I spent yesterday morning in a road safety meeting discussing the ACT Government’s forthcoming Road Safety Plan, which is itself an aspect of the Federal Road Safety Strategy. And during the morning it occurred to me that governmental priorities are a strange mixture. ‘Climate change’ is an important issue for both the Federal Government and its Opposition, and road safety isn’t anything like as important. The Hon Catherine King is now the Minister for Road Safety, not (as before) merely the Parliamentary Secretary with that responsibility, so that’s an improvement. But, as the Romans were fond of saying, it seems a case of nomen et praeterea nihil (name and nothing else).
Yet if you look at real effects of both surely it ought to be the other way round. Here’s my simple little table of the costs of this carnage in our country:

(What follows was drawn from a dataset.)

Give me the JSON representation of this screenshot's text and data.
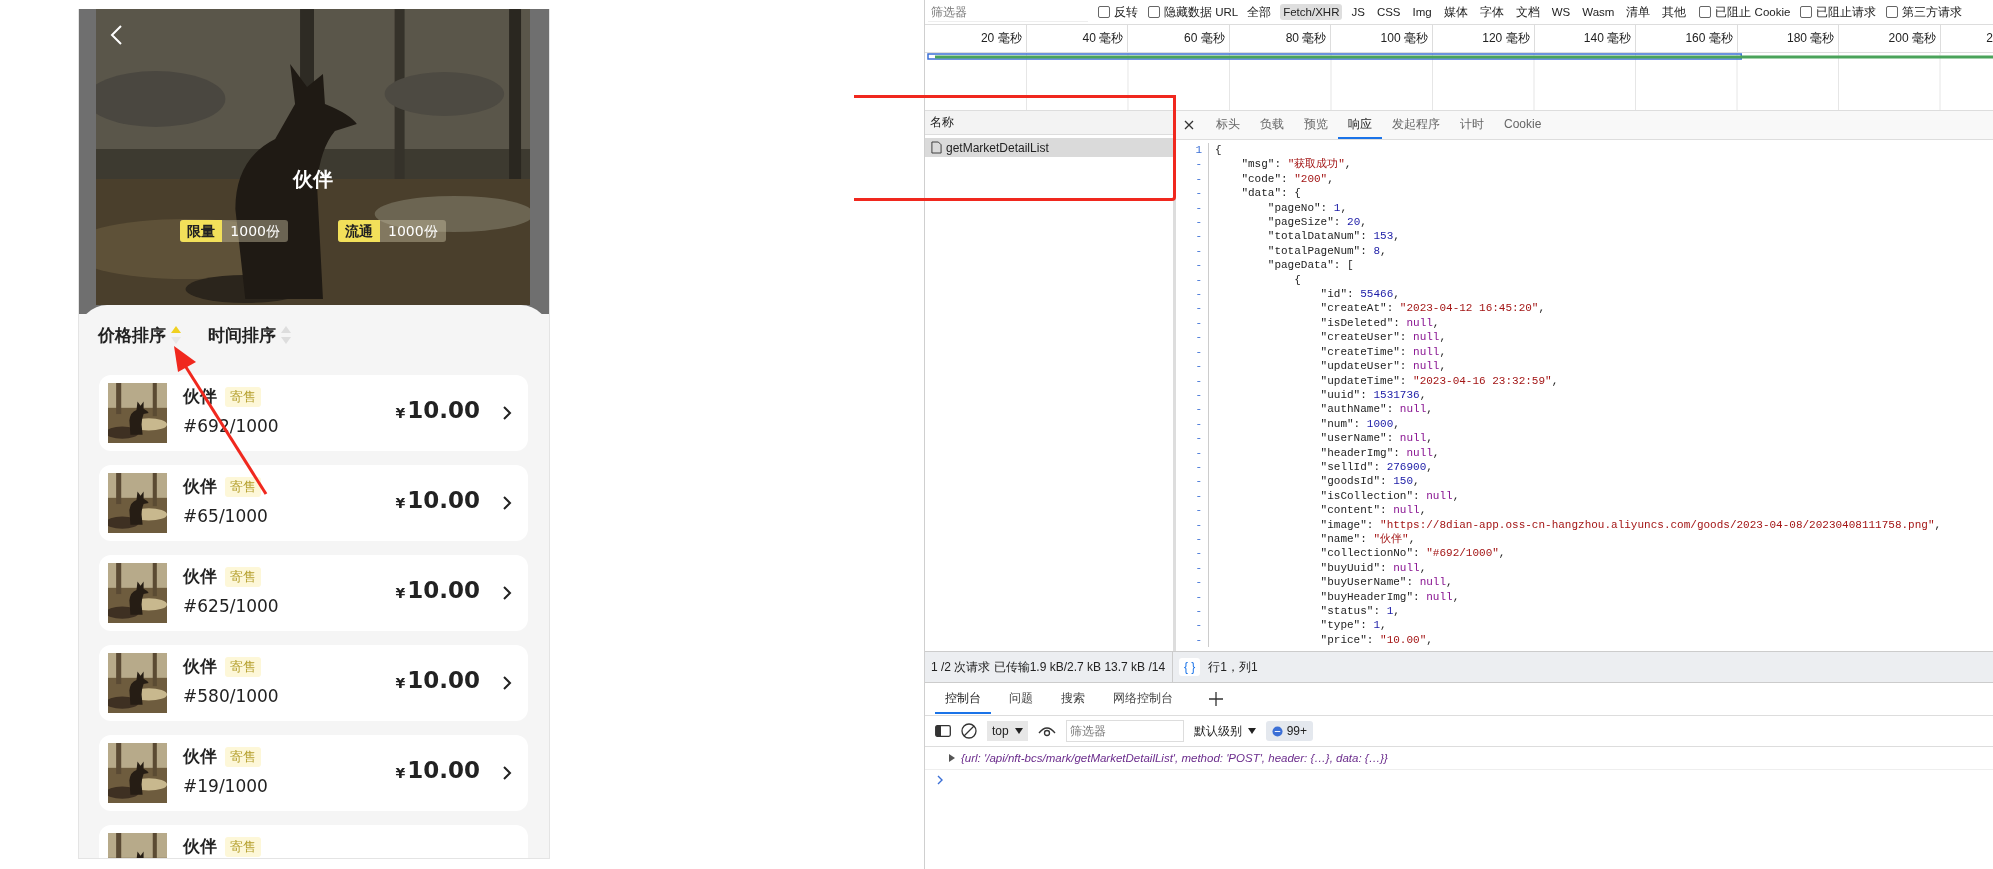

Road deaths: around 1500 per annum
Serious injuries: around 30,000 per annum
Estimated costs: $27 billion per annum (and rising).

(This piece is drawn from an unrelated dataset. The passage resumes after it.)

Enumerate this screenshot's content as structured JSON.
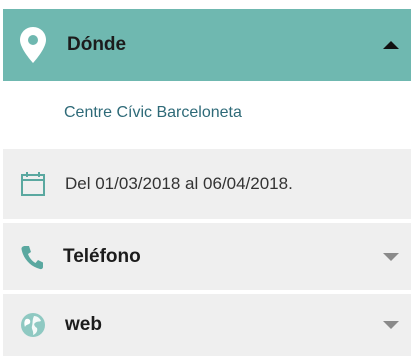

I’ve used the analogy with air transport before. No planes would fly if this happened in the sky — or rather, from the sky. Now let’s consider the human and financial costs of ‘climate change’. To the best of my knowledge the ledger would look like this:
Australian deaths directly due to climate change: 0

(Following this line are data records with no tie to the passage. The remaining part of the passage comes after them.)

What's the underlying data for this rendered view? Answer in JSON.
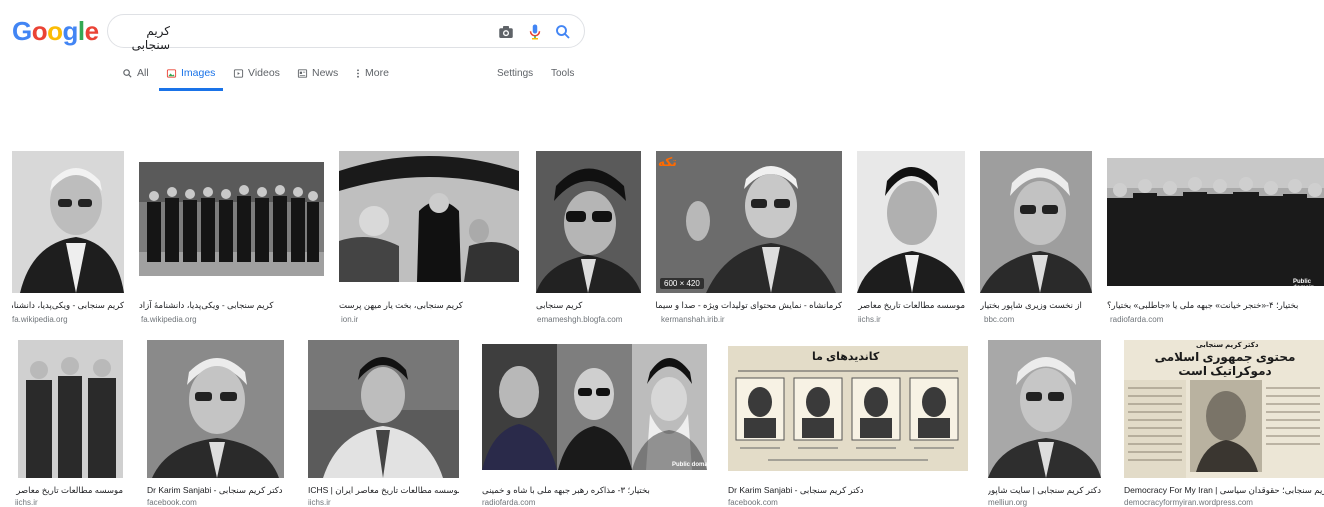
{
  "logo": {
    "letters": [
      "G",
      "o",
      "o",
      "g",
      "l",
      "e"
    ],
    "colors": [
      "#4285f4",
      "#ea4335",
      "#fbbc05",
      "#4285f4",
      "#34a853",
      "#ea4335"
    ]
  },
  "search": {
    "query": "کریم سنجابی"
  },
  "icons": {
    "camera": "camera-icon",
    "mic": "mic-icon",
    "search": "search-icon"
  },
  "tabs": [
    {
      "label": "All",
      "icon": "search-icon"
    },
    {
      "label": "Images",
      "icon": "image-icon"
    },
    {
      "label": "Videos",
      "icon": "play-icon"
    },
    {
      "label": "News",
      "icon": "news-icon"
    },
    {
      "label": "More",
      "icon": "more-icon"
    }
  ],
  "tools": {
    "settings": "Settings",
    "tools": "Tools"
  },
  "results_row1": [
    {
      "caption": "کریم سنجابی - ویکی‌پدیا، دانشنامهٔ آزاد",
      "source": "fa.wikipedia.org"
    },
    {
      "caption": "کریم سنجابی - ویکی‌پدیا، دانشنامهٔ آزاد",
      "source": "fa.wikipedia.org"
    },
    {
      "caption": "کریم سنجابی، بخت یار میهن پرست",
      "source": "ion.ir"
    },
    {
      "caption": "کریم سنجابی",
      "source": "emameshgh.blogfa.com"
    },
    {
      "caption": "کرمانشاه - نمایش محتوای تولیدات ویژه - صدا و سیمای",
      "source": "kermanshah.irib.ir"
    },
    {
      "caption": "موسسه مطالعات تاریخ معاصر ایران",
      "source": "iichs.ir"
    },
    {
      "caption": "از نخست وزیری شاپور بختیار",
      "source": "bbc.com"
    },
    {
      "caption": "بختیار؛ ۴-«خنجر خیانت» جبهه ملی یا «جاطلبی» بختیار؟",
      "source": "radiofarda.com"
    }
  ],
  "results_row2": [
    {
      "caption": "موسسه مطالعات تاریخ معاصر ایران",
      "source": "iichs.ir"
    },
    {
      "caption": "Dr Karim Sanjabi - دکتر کریم سنجابی",
      "source": "facebook.com"
    },
    {
      "caption": "ICHS | موسسه مطالعات تاریخ معاصر ایران",
      "source": "iichs.ir"
    },
    {
      "caption": "بختیار؛ ۳- مذاکره رهبر جبهه ملی با شاه و خمینی",
      "source": "radiofarda.com"
    },
    {
      "caption": "Dr Karim Sanjabi - دکتر کریم سنجابی",
      "source": "facebook.com"
    },
    {
      "caption": "دکتر کریم سنجابی | سایت شاپور بختیار",
      "source": "melliun.org"
    },
    {
      "caption": "Democracy For My Iran | دکتر کریم سنجابی؛ حقوقدان سیاسی",
      "source": "democracyformyiran.wordpress.com"
    }
  ],
  "overlays": {
    "size_badge": "600 × 420",
    "brand": "تکه",
    "public_domain_1": "Public domain",
    "public_domain_2": "Public domain",
    "poster_title": "کاندیدهای ما",
    "newspaper_title": "محتوی جمهوری اسلامی دموکراتیک است",
    "newspaper_header": "دکتر کریم سنجابی"
  }
}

Serious injuries directly due to climate change: 0
Estimated direct annual costs of climate change: $0
At once there will be people telling me that climate change has been responsible for much greater agricultural and pastoral productivity all over the world for the last thirty years or so. You can argue that way, to be sure. From the orthodox side will come claims that many people have died of heat-waves which they say have been caused by ‘climate change’. You can argue that way, too, but heat-waves seem to be caused by blocked high-pressure systems that last for days and days. To the best of my knowledge, again, we are still unable to show how it is that increased carbon dioxide accumulations affect high-pressure systems, and in any case, as previously remarked (many times), we have been in a temperature pause for the last fifteen years or so, while carbon dioxide in the atmosphere has gone on rising.
Here’s the really odd bit. In order to ‘combat climate change’, which so far hasn’t actually harmed anyone in Australia, or cost anyone anything, and may indeed have made us all a little better off and better fed, we have spent a great deal on ‘measures’ of mitigation. Alan Moran of the IPA (yes, I know that it’s a right-wing think-tank) has done some work on what all these measures cost. His table looks like this:
I haven’t double-checked his figures, but they come from government papers, and are likely to be accurate. It wouldn’t matter much if they were ten per cent off, because we are comparing them with a big $0, or a substantial but imprecise benefit from the increased growth caused by the increase in CO2.
Now I know that road safety is a difficult area, with absolutely no silver-bullet solutions, and the media ready to launch into attacks on speed cameras on the ground that they are nothing more than revenue-raisers. It is plain that no government wants to tackle road safety seriously, or believes that it has any levers that would produce a quick decline in the current level of wasted lives and wasted money.
But it does make you wonder about how things get to be priorities, let alone to be ‘the greatest moral … etc challenge of our generation’.
And just for fun I asked my ‘favourite search engine’ (politically correct ABC talk) to summon up joint references to ‘climate change’ and ‘road safety’, and found not quite 6 million of them, including scholarly papers that tell us how increased global warming will reduce road safety. Yes, they were peer-reviewed, I’m sure.
Here’s the opening paragraph of one of them, a few years ago, as you’ll see, and Australian:
‘Compared to the many political, economic and technological factors affecting the evolution of transportation systems and road safety, the role of climate change may be relatively minor. Nevertheless its implications are still likely to be significant, given the anticipated changes in thermal and moisture regimes. Although Australia is gripped in drought, climate factors including increases in temperature ranges and intensity of adverse weather conditions are expected to have a significant effect on not only the road transport system but also on road safety and driver behaviour.’ And off the authors go.